__Assigned task__: Images are to be left out when the records below are printed word for word.

__Data excerpts__:

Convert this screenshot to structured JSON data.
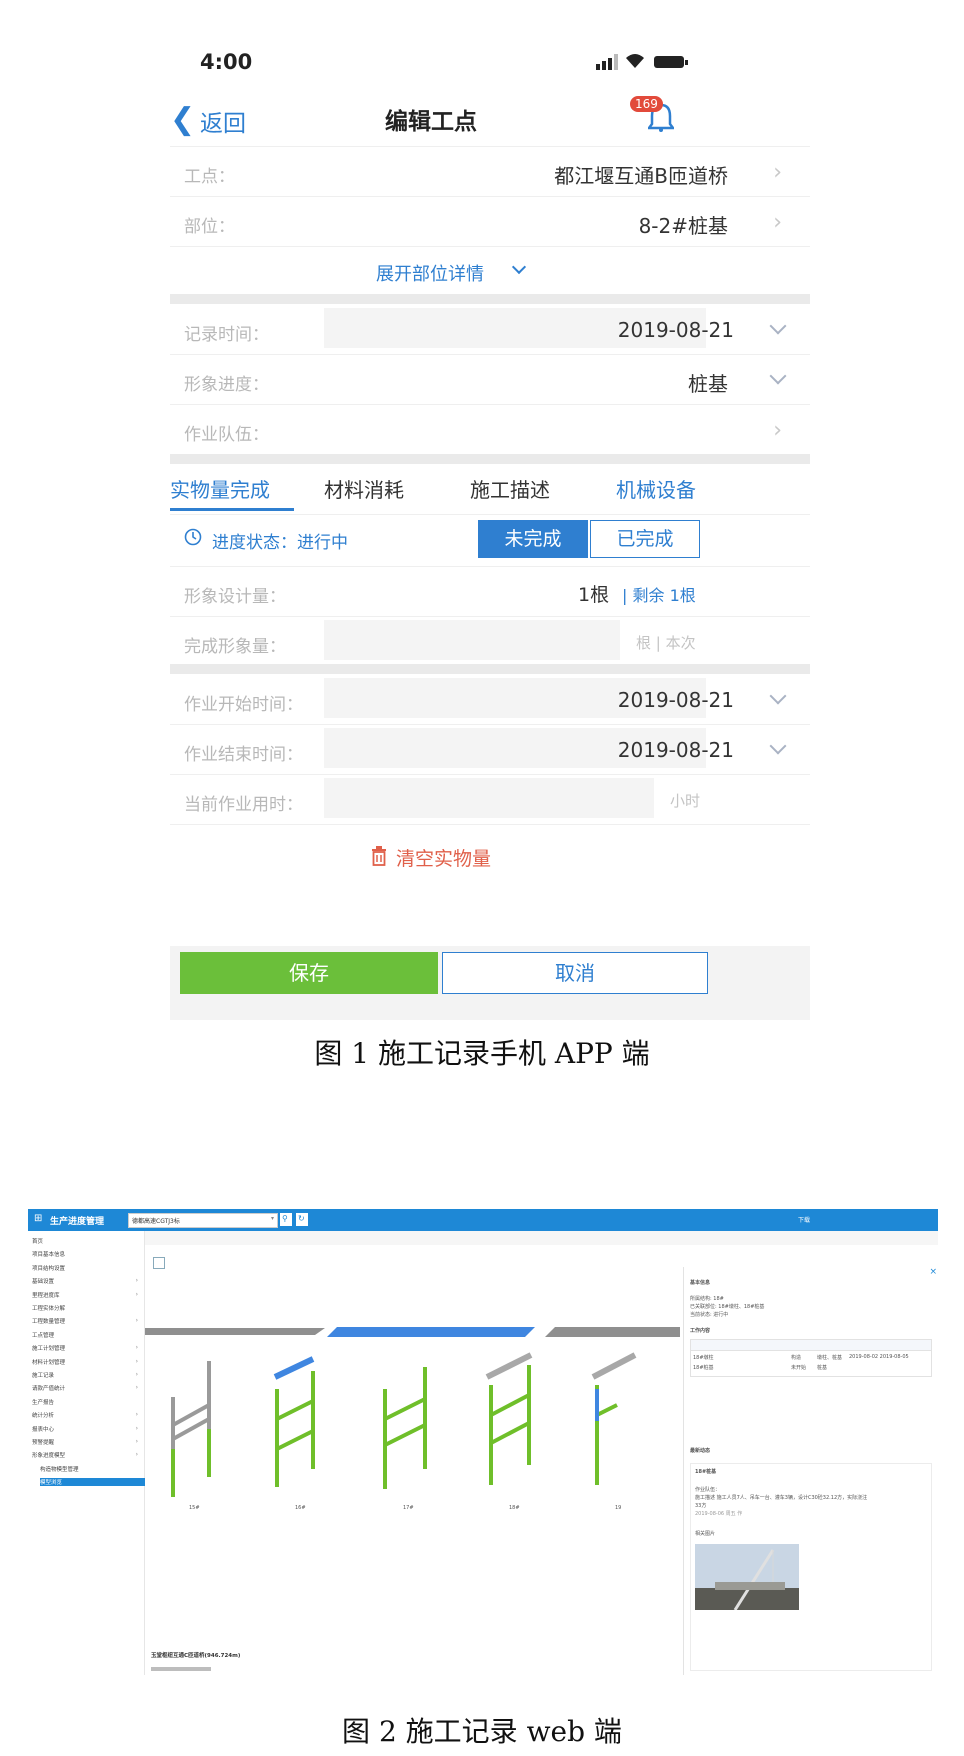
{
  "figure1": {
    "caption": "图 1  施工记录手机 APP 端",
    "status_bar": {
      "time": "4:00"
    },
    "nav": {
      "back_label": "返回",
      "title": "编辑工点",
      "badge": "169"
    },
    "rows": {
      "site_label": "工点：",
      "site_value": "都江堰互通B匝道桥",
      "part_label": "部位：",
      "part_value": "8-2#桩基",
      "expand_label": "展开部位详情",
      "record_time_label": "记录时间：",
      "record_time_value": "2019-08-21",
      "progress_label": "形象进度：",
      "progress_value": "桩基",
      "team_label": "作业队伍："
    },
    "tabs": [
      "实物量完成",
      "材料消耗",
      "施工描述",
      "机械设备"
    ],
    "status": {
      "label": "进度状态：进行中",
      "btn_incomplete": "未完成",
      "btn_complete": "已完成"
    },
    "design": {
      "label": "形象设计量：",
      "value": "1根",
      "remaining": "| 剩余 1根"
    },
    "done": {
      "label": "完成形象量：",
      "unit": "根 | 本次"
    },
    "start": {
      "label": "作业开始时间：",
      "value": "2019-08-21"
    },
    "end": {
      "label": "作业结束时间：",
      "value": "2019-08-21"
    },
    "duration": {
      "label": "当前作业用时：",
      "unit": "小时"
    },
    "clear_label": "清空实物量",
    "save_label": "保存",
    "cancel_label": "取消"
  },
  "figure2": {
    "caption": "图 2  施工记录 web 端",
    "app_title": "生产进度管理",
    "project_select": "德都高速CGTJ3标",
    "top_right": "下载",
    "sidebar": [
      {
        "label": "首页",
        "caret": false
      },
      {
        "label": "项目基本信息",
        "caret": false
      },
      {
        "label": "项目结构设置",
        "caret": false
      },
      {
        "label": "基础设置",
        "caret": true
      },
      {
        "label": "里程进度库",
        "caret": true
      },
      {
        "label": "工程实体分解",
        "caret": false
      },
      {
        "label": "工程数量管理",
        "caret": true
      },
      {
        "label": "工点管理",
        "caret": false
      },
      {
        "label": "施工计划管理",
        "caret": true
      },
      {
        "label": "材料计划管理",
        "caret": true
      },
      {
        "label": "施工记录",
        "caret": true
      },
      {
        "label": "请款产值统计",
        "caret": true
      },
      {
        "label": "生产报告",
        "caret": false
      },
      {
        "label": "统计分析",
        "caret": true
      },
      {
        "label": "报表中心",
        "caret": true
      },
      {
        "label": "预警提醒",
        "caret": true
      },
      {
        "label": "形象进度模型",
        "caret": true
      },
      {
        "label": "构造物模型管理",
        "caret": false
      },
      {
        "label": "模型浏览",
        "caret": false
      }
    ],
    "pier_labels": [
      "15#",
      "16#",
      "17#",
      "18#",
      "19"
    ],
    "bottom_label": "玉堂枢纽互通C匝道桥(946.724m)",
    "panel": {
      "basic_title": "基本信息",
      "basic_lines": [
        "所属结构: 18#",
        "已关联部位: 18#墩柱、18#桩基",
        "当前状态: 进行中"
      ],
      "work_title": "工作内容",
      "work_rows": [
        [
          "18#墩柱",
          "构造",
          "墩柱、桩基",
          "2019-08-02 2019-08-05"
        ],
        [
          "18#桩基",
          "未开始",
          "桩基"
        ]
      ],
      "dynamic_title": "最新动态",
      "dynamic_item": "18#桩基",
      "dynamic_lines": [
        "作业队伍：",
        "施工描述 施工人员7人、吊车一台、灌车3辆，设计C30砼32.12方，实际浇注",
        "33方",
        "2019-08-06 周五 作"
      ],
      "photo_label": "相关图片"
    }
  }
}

__Expected output__:
Convert this screenshot to structured JSON data.
{
  "figure1": {
    "caption": "图 1  施工记录手机 APP 端",
    "status_bar": {
      "time": "4:00"
    },
    "nav": {
      "back_label": "返回",
      "title": "编辑工点",
      "badge": "169"
    },
    "rows": {
      "site_label": "工点：",
      "site_value": "都江堰互通B匝道桥",
      "part_label": "部位：",
      "part_value": "8-2#桩基",
      "expand_label": "展开部位详情",
      "record_time_label": "记录时间：",
      "record_time_value": "2019-08-21",
      "progress_label": "形象进度：",
      "progress_value": "桩基",
      "team_label": "作业队伍："
    },
    "tabs": [
      "实物量完成",
      "材料消耗",
      "施工描述",
      "机械设备"
    ],
    "status": {
      "label": "进度状态：进行中",
      "btn_incomplete": "未完成",
      "btn_complete": "已完成"
    },
    "design": {
      "label": "形象设计量：",
      "value": "1根",
      "remaining": "| 剩余 1根"
    },
    "done": {
      "label": "完成形象量：",
      "unit": "根 | 本次"
    },
    "start": {
      "label": "作业开始时间：",
      "value": "2019-08-21"
    },
    "end": {
      "label": "作业结束时间：",
      "value": "2019-08-21"
    },
    "duration": {
      "label": "当前作业用时：",
      "unit": "小时"
    },
    "clear_label": "清空实物量",
    "save_label": "保存",
    "cancel_label": "取消"
  },
  "figure2": {
    "caption": "图 2  施工记录 web 端",
    "app_title": "生产进度管理",
    "project_select": "德都高速CGTJ3标",
    "top_right": "下载",
    "sidebar": [
      {
        "label": "首页",
        "caret": false
      },
      {
        "label": "项目基本信息",
        "caret": false
      },
      {
        "label": "项目结构设置",
        "caret": false
      },
      {
        "label": "基础设置",
        "caret": true
      },
      {
        "label": "里程进度库",
        "caret": true
      },
      {
        "label": "工程实体分解",
        "caret": false
      },
      {
        "label": "工程数量管理",
        "caret": true
      },
      {
        "label": "工点管理",
        "caret": false
      },
      {
        "label": "施工计划管理",
        "caret": true
      },
      {
        "label": "材料计划管理",
        "caret": true
      },
      {
        "label": "施工记录",
        "caret": true
      },
      {
        "label": "请款产值统计",
        "caret": true
      },
      {
        "label": "生产报告",
        "caret": false
      },
      {
        "label": "统计分析",
        "caret": true
      },
      {
        "label": "报表中心",
        "caret": true
      },
      {
        "label": "预警提醒",
        "caret": true
      },
      {
        "label": "形象进度模型",
        "caret": true
      },
      {
        "label": "构造物模型管理",
        "caret": false
      },
      {
        "label": "模型浏览",
        "caret": false
      }
    ],
    "pier_labels": [
      "15#",
      "16#",
      "17#",
      "18#",
      "19"
    ],
    "bottom_label": "玉堂枢纽互通C匝道桥(946.724m)",
    "panel": {
      "basic_title": "基本信息",
      "basic_lines": [
        "所属结构: 18#",
        "已关联部位: 18#墩柱、18#桩基",
        "当前状态: 进行中"
      ],
      "work_title": "工作内容",
      "work_rows": [
        [
          "18#墩柱",
          "构造",
          "墩柱、桩基",
          "2019-08-02 2019-08-05"
        ],
        [
          "18#桩基",
          "未开始",
          "桩基"
        ]
      ],
      "dynamic_title": "最新动态",
      "dynamic_item": "18#桩基",
      "dynamic_lines": [
        "作业队伍：",
        "施工描述 施工人员7人、吊车一台、灌车3辆，设计C30砼32.12方，实际浇注",
        "33方",
        "2019-08-06 周五 作"
      ],
      "photo_label": "相关图片"
    }
  }
}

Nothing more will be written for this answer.